*RECORDS FOR THIS TASK*
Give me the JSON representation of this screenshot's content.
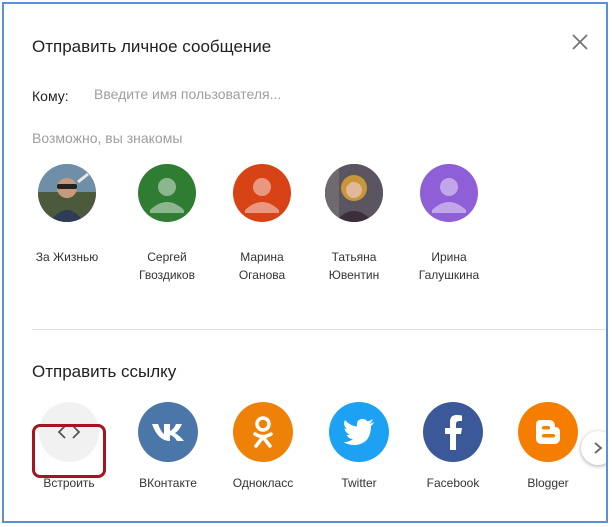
{
  "dialog": {
    "title": "Отправить личное сообщение",
    "to_label": "Кому:",
    "to_placeholder": "Введите имя пользователя...",
    "suggest_label": "Возможно, вы знакомы"
  },
  "contacts": [
    {
      "name_line1": "За Жизнью",
      "name_line2": "",
      "avatar": "photo-man",
      "color": "#6d7c8c"
    },
    {
      "name_line1": "Сергей",
      "name_line2": "Гвоздиков",
      "avatar": "default-user",
      "color": "#2e7d32"
    },
    {
      "name_line1": "Марина",
      "name_line2": "Оганова",
      "avatar": "default-user",
      "color": "#d84315"
    },
    {
      "name_line1": "Татьяна",
      "name_line2": "Ювентин",
      "avatar": "photo-woman",
      "color": "#4a4a5a"
    },
    {
      "name_line1": "Ирина",
      "name_line2": "Галушкина",
      "avatar": "default-user",
      "color": "#8e5fd6"
    }
  ],
  "share": {
    "title": "Отправить ссылку",
    "items": [
      {
        "label": "Встроить",
        "icon": "embed-icon",
        "color": "#f1f1f1"
      },
      {
        "label": "ВКонтакте",
        "icon": "vk-icon",
        "color": "#4a76a8"
      },
      {
        "label": "Однокласс",
        "icon": "odnoklassniki-icon",
        "color": "#ee8208"
      },
      {
        "label": "Twitter",
        "icon": "twitter-icon",
        "color": "#1da1f2"
      },
      {
        "label": "Facebook",
        "icon": "facebook-icon",
        "color": "#3b5998"
      },
      {
        "label": "Blogger",
        "icon": "blogger-icon",
        "color": "#f57d00"
      }
    ]
  },
  "colors": {
    "highlight": "#a31621",
    "frame": "#5b8fd6"
  }
}
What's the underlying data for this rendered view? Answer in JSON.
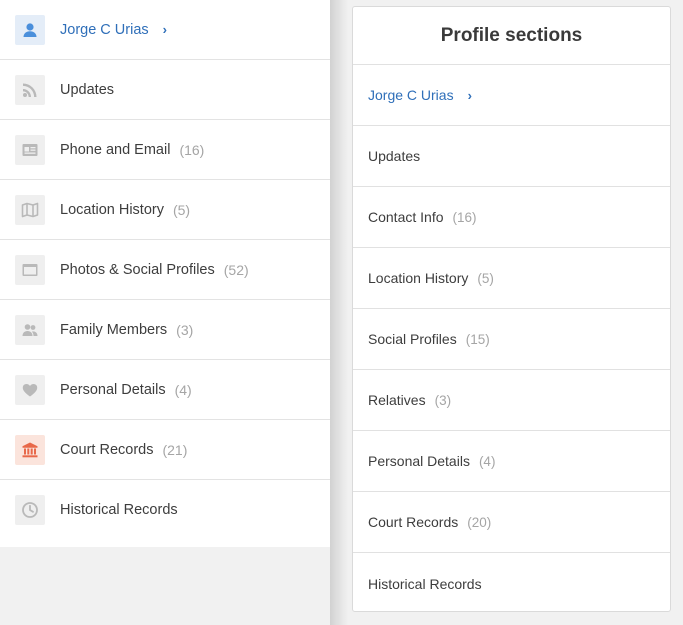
{
  "left_nav": {
    "items": [
      {
        "label": "Jorge C Urias",
        "count": "",
        "icon": "user-icon"
      },
      {
        "label": "Updates",
        "count": "",
        "icon": "rss-icon"
      },
      {
        "label": "Phone and Email",
        "count": "(16)",
        "icon": "contact-card-icon"
      },
      {
        "label": "Location History",
        "count": "(5)",
        "icon": "map-icon"
      },
      {
        "label": "Photos & Social Profiles",
        "count": "(52)",
        "icon": "photo-icon"
      },
      {
        "label": "Family Members",
        "count": "(3)",
        "icon": "people-icon"
      },
      {
        "label": "Personal Details",
        "count": "(4)",
        "icon": "heart-icon"
      },
      {
        "label": "Court Records",
        "count": "(21)",
        "icon": "courthouse-icon"
      },
      {
        "label": "Historical Records",
        "count": "",
        "icon": "clock-icon"
      }
    ]
  },
  "sections_card": {
    "title": "Profile sections",
    "items": [
      {
        "label": "Jorge C Urias",
        "count": ""
      },
      {
        "label": "Updates",
        "count": ""
      },
      {
        "label": "Contact Info",
        "count": "(16)"
      },
      {
        "label": "Location History",
        "count": "(5)"
      },
      {
        "label": "Social Profiles",
        "count": "(15)"
      },
      {
        "label": "Relatives",
        "count": "(3)"
      },
      {
        "label": "Personal Details",
        "count": "(4)"
      },
      {
        "label": "Court Records",
        "count": "(20)"
      },
      {
        "label": "Historical Records",
        "count": ""
      }
    ]
  },
  "colors": {
    "link": "#2f6fb9",
    "count": "#a5a5a5",
    "court_accent": "#e8694a"
  }
}
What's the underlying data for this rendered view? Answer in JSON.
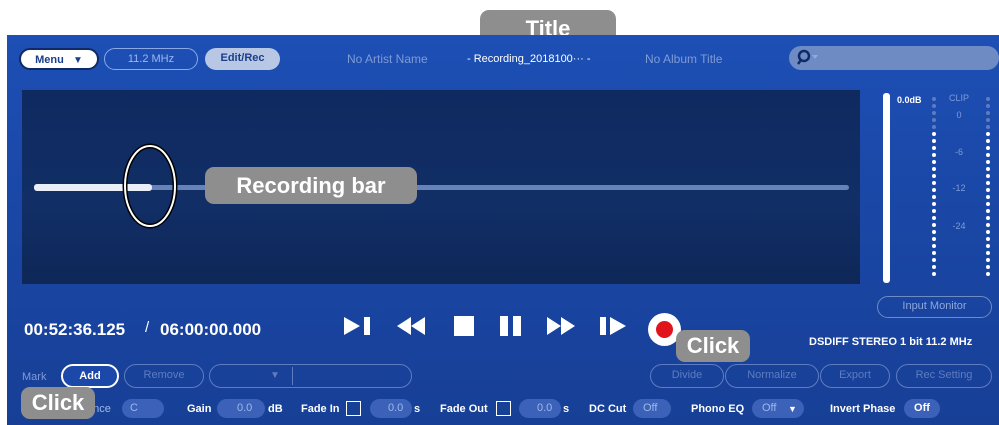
{
  "header": {
    "menu_label": "Menu",
    "menu_icon": "chevron-down-icon",
    "sample_rate_label": "11.2 MHz",
    "edit_rec_label": "Edit/Rec",
    "artist_name": "No Artist Name",
    "track_title": "- Recording_2018100··· -",
    "album_title": "No Album Title",
    "search_icon": "search-icon"
  },
  "meter": {
    "db_label": "0.0dB",
    "clip_label": "CLIP",
    "scale": [
      "0",
      "-6",
      "-12",
      "-24"
    ],
    "input_monitor_label": "Input Monitor"
  },
  "recording": {
    "progress_fraction": 0.145
  },
  "transport": {
    "time_current": "00:52:36.125",
    "time_separator": "/",
    "time_total": "06:00:00.000",
    "buttons": [
      "skip-to-start-icon",
      "rewind-icon",
      "stop-icon",
      "pause-icon",
      "fast-forward-icon",
      "skip-to-end-icon",
      "record-icon"
    ],
    "format_info": "DSDIFF STEREO 1 bit 11.2 MHz"
  },
  "mark": {
    "label": "Mark",
    "add_label": "Add",
    "remove_label": "Remove"
  },
  "actions": {
    "divide_label": "Divide",
    "normalize_label": "Normalize",
    "export_label": "Export",
    "rec_setting_label": "Rec Setting"
  },
  "settings": {
    "balance_label": "ance",
    "balance_value": "C",
    "gain_label": "Gain",
    "gain_value": "0.0",
    "gain_unit": "dB",
    "fade_in_label": "Fade In",
    "fade_in_value": "0.0",
    "fade_in_unit": "s",
    "fade_out_label": "Fade Out",
    "fade_out_value": "0.0",
    "fade_out_unit": "s",
    "dc_cut_label": "DC Cut",
    "dc_cut_value": "Off",
    "phono_eq_label": "Phono EQ",
    "phono_eq_value": "Off",
    "invert_phase_label": "Invert Phase",
    "invert_phase_value": "Off"
  },
  "annotations": {
    "title_callout": "Title",
    "recording_bar_callout": "Recording bar",
    "click_record": "Click",
    "click_add": "Click"
  },
  "colors": {
    "panel_blue": "#1d4fb5",
    "wave_bg": "#112e66",
    "record_red": "#e0141d",
    "callout_gray": "#8e8e8e"
  }
}
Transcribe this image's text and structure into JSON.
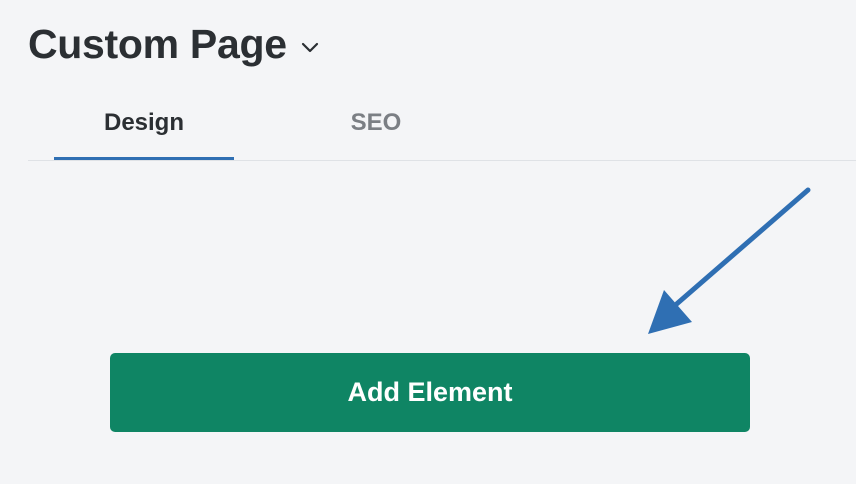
{
  "header": {
    "title": "Custom Page",
    "dropdown_icon": "chevron-down-icon"
  },
  "tabs": [
    {
      "label": "Design",
      "active": true
    },
    {
      "label": "SEO",
      "active": false
    }
  ],
  "main": {
    "add_button_label": "Add Element"
  },
  "annotation": {
    "icon": "arrow-pointer-icon",
    "color": "#2f6fb3"
  },
  "colors": {
    "accent": "#2f6fb3",
    "button": "#0f8564",
    "background": "#f4f5f7"
  }
}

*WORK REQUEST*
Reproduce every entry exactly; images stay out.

*SOLUTION BELOW*
Give me the JSON representation of this screenshot's content.
{
  "dialog": {
    "title": "Отправить личное сообщение",
    "to_label": "Кому:",
    "to_placeholder": "Введите имя пользователя...",
    "suggest_label": "Возможно, вы знакомы"
  },
  "contacts": [
    {
      "name_line1": "За Жизнью",
      "name_line2": "",
      "avatar": "photo-man",
      "color": "#6d7c8c"
    },
    {
      "name_line1": "Сергей",
      "name_line2": "Гвоздиков",
      "avatar": "default-user",
      "color": "#2e7d32"
    },
    {
      "name_line1": "Марина",
      "name_line2": "Оганова",
      "avatar": "default-user",
      "color": "#d84315"
    },
    {
      "name_line1": "Татьяна",
      "name_line2": "Ювентин",
      "avatar": "photo-woman",
      "color": "#4a4a5a"
    },
    {
      "name_line1": "Ирина",
      "name_line2": "Галушкина",
      "avatar": "default-user",
      "color": "#8e5fd6"
    }
  ],
  "share": {
    "title": "Отправить ссылку",
    "items": [
      {
        "label": "Встроить",
        "icon": "embed-icon",
        "color": "#f1f1f1"
      },
      {
        "label": "ВКонтакте",
        "icon": "vk-icon",
        "color": "#4a76a8"
      },
      {
        "label": "Однокласс",
        "icon": "odnoklassniki-icon",
        "color": "#ee8208"
      },
      {
        "label": "Twitter",
        "icon": "twitter-icon",
        "color": "#1da1f2"
      },
      {
        "label": "Facebook",
        "icon": "facebook-icon",
        "color": "#3b5998"
      },
      {
        "label": "Blogger",
        "icon": "blogger-icon",
        "color": "#f57d00"
      }
    ]
  },
  "colors": {
    "highlight": "#a31621",
    "frame": "#5b8fd6"
  }
}
What's the underlying data for this rendered view? Answer in JSON.
{
  "left_nav": {
    "items": [
      {
        "label": "Jorge C Urias",
        "count": "",
        "icon": "user-icon"
      },
      {
        "label": "Updates",
        "count": "",
        "icon": "rss-icon"
      },
      {
        "label": "Phone and Email",
        "count": "(16)",
        "icon": "contact-card-icon"
      },
      {
        "label": "Location History",
        "count": "(5)",
        "icon": "map-icon"
      },
      {
        "label": "Photos & Social Profiles",
        "count": "(52)",
        "icon": "photo-icon"
      },
      {
        "label": "Family Members",
        "count": "(3)",
        "icon": "people-icon"
      },
      {
        "label": "Personal Details",
        "count": "(4)",
        "icon": "heart-icon"
      },
      {
        "label": "Court Records",
        "count": "(21)",
        "icon": "courthouse-icon"
      },
      {
        "label": "Historical Records",
        "count": "",
        "icon": "clock-icon"
      }
    ]
  },
  "sections_card": {
    "title": "Profile sections",
    "items": [
      {
        "label": "Jorge C Urias",
        "count": ""
      },
      {
        "label": "Updates",
        "count": ""
      },
      {
        "label": "Contact Info",
        "count": "(16)"
      },
      {
        "label": "Location History",
        "count": "(5)"
      },
      {
        "label": "Social Profiles",
        "count": "(15)"
      },
      {
        "label": "Relatives",
        "count": "(3)"
      },
      {
        "label": "Personal Details",
        "count": "(4)"
      },
      {
        "label": "Court Records",
        "count": "(20)"
      },
      {
        "label": "Historical Records",
        "count": ""
      }
    ]
  },
  "colors": {
    "link": "#2f6fb9",
    "count": "#a5a5a5",
    "court_accent": "#e8694a"
  }
}
What's the underlying data for this rendered view? Answer in JSON.
{
  "header": {
    "menu_label": "Menu",
    "menu_icon": "chevron-down-icon",
    "sample_rate_label": "11.2 MHz",
    "edit_rec_label": "Edit/Rec",
    "artist_name": "No Artist Name",
    "track_title": "- Recording_2018100··· -",
    "album_title": "No Album Title",
    "search_icon": "search-icon"
  },
  "meter": {
    "db_label": "0.0dB",
    "clip_label": "CLIP",
    "scale": [
      "0",
      "-6",
      "-12",
      "-24"
    ],
    "input_monitor_label": "Input Monitor"
  },
  "recording": {
    "progress_fraction": 0.145
  },
  "transport": {
    "time_current": "00:52:36.125",
    "time_separator": "/",
    "time_total": "06:00:00.000",
    "buttons": [
      "skip-to-start-icon",
      "rewind-icon",
      "stop-icon",
      "pause-icon",
      "fast-forward-icon",
      "skip-to-end-icon",
      "record-icon"
    ],
    "format_info": "DSDIFF STEREO 1 bit 11.2 MHz"
  },
  "mark": {
    "label": "Mark",
    "add_label": "Add",
    "remove_label": "Remove"
  },
  "actions": {
    "divide_label": "Divide",
    "normalize_label": "Normalize",
    "export_label": "Export",
    "rec_setting_label": "Rec Setting"
  },
  "settings": {
    "balance_label": "ance",
    "balance_value": "C",
    "gain_label": "Gain",
    "gain_value": "0.0",
    "gain_unit": "dB",
    "fade_in_label": "Fade In",
    "fade_in_value": "0.0",
    "fade_in_unit": "s",
    "fade_out_label": "Fade Out",
    "fade_out_value": "0.0",
    "fade_out_unit": "s",
    "dc_cut_label": "DC Cut",
    "dc_cut_value": "Off",
    "phono_eq_label": "Phono EQ",
    "phono_eq_value": "Off",
    "invert_phase_label": "Invert Phase",
    "invert_phase_value": "Off"
  },
  "annotations": {
    "title_callout": "Title",
    "recording_bar_callout": "Recording bar",
    "click_record": "Click",
    "click_add": "Click"
  },
  "colors": {
    "panel_blue": "#1d4fb5",
    "wave_bg": "#112e66",
    "record_red": "#e0141d",
    "callout_gray": "#8e8e8e"
  }
}
Transcribe this image's text and structure into JSON.
{
  "header": {
    "title": "Custom Page",
    "dropdown_icon": "chevron-down-icon"
  },
  "tabs": [
    {
      "label": "Design",
      "active": true
    },
    {
      "label": "SEO",
      "active": false
    }
  ],
  "main": {
    "add_button_label": "Add Element"
  },
  "annotation": {
    "icon": "arrow-pointer-icon",
    "color": "#2f6fb3"
  },
  "colors": {
    "accent": "#2f6fb3",
    "button": "#0f8564",
    "background": "#f4f5f7"
  }
}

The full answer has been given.